(Website and app data records)

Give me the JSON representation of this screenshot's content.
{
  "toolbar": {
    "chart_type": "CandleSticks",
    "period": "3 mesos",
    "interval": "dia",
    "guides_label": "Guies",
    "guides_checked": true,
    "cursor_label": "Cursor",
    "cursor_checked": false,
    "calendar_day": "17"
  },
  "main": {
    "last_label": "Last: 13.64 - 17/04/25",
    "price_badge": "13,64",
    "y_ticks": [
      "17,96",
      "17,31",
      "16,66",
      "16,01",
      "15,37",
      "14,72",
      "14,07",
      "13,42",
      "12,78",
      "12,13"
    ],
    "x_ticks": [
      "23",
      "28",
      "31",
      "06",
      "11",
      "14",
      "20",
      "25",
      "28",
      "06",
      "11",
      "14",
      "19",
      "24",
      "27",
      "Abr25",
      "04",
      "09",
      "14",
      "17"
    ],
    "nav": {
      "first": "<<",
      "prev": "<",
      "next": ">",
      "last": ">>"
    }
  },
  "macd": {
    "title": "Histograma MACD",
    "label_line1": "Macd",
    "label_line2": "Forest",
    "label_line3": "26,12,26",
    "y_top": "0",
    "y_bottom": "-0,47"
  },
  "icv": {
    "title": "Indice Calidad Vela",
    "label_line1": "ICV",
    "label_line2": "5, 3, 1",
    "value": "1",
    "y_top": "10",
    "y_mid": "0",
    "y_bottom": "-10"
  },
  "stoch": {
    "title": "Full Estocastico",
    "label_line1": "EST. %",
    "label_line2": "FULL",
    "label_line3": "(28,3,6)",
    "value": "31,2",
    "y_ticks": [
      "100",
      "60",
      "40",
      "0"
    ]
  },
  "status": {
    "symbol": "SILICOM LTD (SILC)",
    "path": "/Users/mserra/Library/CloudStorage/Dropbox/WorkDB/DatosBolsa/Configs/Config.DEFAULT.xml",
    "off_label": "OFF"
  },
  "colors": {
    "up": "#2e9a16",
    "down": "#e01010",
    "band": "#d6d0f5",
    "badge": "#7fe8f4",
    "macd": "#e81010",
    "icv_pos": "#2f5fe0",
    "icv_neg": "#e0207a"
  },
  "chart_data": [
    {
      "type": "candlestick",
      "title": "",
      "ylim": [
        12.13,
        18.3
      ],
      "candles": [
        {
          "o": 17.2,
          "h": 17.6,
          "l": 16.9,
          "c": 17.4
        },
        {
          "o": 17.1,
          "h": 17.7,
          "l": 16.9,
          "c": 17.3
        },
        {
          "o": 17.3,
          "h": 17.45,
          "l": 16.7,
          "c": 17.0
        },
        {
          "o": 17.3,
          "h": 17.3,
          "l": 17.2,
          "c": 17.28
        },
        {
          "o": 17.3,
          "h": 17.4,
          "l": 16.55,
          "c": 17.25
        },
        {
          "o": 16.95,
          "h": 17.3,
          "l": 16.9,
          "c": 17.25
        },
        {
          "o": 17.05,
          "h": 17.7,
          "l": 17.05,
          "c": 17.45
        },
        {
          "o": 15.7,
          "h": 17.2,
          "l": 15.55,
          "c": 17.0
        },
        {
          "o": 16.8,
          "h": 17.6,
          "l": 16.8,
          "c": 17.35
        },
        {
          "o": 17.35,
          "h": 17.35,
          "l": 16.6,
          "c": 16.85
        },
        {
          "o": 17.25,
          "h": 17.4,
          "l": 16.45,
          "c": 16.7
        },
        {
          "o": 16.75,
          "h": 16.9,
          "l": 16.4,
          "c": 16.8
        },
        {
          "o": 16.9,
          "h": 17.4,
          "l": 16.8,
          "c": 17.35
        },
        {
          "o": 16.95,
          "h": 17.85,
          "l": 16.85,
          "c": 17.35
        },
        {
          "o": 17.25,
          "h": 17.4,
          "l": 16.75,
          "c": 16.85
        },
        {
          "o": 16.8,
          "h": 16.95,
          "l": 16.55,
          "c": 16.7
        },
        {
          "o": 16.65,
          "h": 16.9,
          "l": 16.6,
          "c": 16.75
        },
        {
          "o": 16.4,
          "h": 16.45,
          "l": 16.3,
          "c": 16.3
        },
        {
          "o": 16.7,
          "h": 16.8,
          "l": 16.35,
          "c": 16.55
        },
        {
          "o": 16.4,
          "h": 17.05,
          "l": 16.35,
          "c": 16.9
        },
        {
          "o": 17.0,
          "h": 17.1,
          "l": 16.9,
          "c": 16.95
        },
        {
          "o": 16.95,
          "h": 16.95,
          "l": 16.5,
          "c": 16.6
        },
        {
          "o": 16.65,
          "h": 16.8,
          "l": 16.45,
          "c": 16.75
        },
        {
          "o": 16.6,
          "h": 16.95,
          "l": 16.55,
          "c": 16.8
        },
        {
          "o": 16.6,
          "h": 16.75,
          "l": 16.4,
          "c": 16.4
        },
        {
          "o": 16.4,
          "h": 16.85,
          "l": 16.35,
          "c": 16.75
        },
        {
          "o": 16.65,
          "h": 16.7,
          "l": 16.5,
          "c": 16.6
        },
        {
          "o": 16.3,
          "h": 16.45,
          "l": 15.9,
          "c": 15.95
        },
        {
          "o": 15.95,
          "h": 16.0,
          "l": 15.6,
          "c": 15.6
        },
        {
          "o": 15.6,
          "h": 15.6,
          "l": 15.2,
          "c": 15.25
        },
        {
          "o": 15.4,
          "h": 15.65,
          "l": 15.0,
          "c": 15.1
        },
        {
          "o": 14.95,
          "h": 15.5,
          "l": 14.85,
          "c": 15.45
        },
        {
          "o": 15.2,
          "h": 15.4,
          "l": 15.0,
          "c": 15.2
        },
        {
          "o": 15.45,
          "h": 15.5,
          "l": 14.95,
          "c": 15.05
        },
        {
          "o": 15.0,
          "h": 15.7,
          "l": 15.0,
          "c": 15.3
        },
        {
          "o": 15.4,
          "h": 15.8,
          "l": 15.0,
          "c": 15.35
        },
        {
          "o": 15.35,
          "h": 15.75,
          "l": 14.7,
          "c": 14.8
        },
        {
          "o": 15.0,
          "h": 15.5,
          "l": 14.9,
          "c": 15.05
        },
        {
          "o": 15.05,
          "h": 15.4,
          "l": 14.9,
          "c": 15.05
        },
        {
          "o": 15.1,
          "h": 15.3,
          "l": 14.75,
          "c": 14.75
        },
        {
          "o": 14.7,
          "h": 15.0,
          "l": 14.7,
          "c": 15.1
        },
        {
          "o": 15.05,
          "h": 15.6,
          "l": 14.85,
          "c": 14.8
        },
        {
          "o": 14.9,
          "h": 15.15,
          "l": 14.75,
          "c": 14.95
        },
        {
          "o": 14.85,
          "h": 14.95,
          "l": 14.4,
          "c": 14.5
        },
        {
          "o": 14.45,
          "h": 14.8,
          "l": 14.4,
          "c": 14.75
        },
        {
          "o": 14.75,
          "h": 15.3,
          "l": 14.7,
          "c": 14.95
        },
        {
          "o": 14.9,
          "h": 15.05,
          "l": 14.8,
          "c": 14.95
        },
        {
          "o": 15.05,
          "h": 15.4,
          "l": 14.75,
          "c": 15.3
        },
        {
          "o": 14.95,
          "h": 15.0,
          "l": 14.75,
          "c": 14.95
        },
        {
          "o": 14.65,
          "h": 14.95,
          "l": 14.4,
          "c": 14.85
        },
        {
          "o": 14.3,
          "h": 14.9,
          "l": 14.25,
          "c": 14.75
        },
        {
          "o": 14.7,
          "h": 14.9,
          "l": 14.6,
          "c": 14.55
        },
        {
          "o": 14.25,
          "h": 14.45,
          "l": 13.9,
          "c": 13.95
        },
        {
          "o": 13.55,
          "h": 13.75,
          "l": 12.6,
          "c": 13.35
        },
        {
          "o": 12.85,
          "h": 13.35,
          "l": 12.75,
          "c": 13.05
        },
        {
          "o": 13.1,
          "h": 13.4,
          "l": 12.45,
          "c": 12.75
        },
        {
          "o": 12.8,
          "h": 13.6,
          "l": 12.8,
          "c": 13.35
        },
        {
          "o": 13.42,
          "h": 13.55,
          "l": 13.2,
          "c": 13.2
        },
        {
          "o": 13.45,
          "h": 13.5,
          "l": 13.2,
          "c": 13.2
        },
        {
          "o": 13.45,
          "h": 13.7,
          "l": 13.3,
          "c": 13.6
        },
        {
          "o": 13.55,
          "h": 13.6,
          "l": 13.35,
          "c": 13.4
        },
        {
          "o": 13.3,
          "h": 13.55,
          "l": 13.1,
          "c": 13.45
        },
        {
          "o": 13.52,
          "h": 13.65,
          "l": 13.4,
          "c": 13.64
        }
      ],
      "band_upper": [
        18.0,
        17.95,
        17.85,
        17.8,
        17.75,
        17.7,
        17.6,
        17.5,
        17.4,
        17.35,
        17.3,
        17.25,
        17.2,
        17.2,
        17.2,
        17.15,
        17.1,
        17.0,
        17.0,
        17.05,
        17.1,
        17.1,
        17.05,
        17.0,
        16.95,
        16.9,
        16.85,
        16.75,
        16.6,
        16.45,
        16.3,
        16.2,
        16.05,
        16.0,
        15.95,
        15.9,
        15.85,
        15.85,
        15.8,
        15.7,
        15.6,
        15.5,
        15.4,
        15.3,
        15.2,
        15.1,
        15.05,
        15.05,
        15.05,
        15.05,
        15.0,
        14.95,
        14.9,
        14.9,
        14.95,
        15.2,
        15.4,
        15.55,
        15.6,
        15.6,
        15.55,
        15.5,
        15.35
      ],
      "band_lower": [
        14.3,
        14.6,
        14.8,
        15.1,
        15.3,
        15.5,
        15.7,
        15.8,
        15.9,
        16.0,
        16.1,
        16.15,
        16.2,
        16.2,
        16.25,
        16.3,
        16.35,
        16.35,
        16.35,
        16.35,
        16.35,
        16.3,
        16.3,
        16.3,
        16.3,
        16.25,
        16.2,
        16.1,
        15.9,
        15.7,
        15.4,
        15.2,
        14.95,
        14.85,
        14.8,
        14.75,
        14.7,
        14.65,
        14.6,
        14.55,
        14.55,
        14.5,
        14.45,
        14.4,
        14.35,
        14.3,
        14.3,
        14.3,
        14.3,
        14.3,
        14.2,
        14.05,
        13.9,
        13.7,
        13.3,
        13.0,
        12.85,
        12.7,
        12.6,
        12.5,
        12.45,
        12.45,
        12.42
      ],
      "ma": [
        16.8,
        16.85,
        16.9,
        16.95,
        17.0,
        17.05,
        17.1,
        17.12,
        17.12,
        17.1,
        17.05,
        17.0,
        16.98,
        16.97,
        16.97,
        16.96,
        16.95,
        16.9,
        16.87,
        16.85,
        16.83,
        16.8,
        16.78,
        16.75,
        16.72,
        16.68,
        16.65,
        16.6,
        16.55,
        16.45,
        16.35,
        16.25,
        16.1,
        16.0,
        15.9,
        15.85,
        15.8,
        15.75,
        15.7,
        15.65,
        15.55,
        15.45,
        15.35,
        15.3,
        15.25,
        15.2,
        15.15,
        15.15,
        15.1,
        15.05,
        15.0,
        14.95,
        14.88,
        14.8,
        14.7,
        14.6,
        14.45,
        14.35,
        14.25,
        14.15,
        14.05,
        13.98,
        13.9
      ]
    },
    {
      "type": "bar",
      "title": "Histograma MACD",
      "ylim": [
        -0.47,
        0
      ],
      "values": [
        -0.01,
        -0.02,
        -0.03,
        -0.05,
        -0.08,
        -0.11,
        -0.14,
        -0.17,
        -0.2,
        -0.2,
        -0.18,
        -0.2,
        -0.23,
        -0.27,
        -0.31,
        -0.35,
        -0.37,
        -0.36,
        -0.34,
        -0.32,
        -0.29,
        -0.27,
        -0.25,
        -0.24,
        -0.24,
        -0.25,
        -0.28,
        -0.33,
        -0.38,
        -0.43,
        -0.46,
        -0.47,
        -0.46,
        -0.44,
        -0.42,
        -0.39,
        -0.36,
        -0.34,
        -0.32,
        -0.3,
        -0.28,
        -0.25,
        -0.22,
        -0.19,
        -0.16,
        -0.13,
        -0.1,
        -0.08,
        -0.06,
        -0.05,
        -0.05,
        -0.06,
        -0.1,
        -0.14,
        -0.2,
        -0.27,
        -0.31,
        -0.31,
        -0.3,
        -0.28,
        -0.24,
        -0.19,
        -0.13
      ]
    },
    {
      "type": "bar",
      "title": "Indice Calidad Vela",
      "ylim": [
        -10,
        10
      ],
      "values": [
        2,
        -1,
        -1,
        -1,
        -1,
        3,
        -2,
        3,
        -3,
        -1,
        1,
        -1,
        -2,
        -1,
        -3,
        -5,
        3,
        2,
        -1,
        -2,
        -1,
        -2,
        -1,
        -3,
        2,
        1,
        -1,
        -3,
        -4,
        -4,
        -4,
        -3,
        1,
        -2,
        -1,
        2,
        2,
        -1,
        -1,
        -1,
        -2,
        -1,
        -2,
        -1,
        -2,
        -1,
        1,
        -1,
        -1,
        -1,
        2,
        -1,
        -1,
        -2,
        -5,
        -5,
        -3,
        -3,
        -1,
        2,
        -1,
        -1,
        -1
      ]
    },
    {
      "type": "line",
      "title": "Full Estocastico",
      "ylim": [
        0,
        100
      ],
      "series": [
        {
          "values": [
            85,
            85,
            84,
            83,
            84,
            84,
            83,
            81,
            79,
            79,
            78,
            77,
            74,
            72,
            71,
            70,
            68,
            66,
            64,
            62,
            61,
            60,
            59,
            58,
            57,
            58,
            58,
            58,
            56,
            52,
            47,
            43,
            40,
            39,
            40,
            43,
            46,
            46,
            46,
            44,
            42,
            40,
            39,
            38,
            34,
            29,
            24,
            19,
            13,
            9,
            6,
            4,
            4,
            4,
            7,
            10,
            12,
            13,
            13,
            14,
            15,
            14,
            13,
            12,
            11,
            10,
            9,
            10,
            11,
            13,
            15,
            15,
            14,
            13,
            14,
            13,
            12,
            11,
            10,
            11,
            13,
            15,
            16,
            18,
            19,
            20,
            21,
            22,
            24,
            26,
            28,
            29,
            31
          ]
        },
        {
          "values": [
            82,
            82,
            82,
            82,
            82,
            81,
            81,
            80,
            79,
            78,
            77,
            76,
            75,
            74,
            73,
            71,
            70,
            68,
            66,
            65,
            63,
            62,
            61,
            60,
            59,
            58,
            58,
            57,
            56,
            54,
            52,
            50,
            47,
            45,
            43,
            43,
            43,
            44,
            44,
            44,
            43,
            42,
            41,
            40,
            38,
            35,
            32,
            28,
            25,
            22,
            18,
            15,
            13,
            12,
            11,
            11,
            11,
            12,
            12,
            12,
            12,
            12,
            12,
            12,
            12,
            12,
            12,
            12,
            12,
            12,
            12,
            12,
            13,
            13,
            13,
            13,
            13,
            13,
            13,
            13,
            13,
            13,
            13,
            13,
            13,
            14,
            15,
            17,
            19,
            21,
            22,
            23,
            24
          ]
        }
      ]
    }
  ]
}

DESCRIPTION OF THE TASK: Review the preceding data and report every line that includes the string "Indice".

WRITTEN RESPONSE:
    "title": "Indice Calidad Vela",
      "title": "Indice Calidad Vela",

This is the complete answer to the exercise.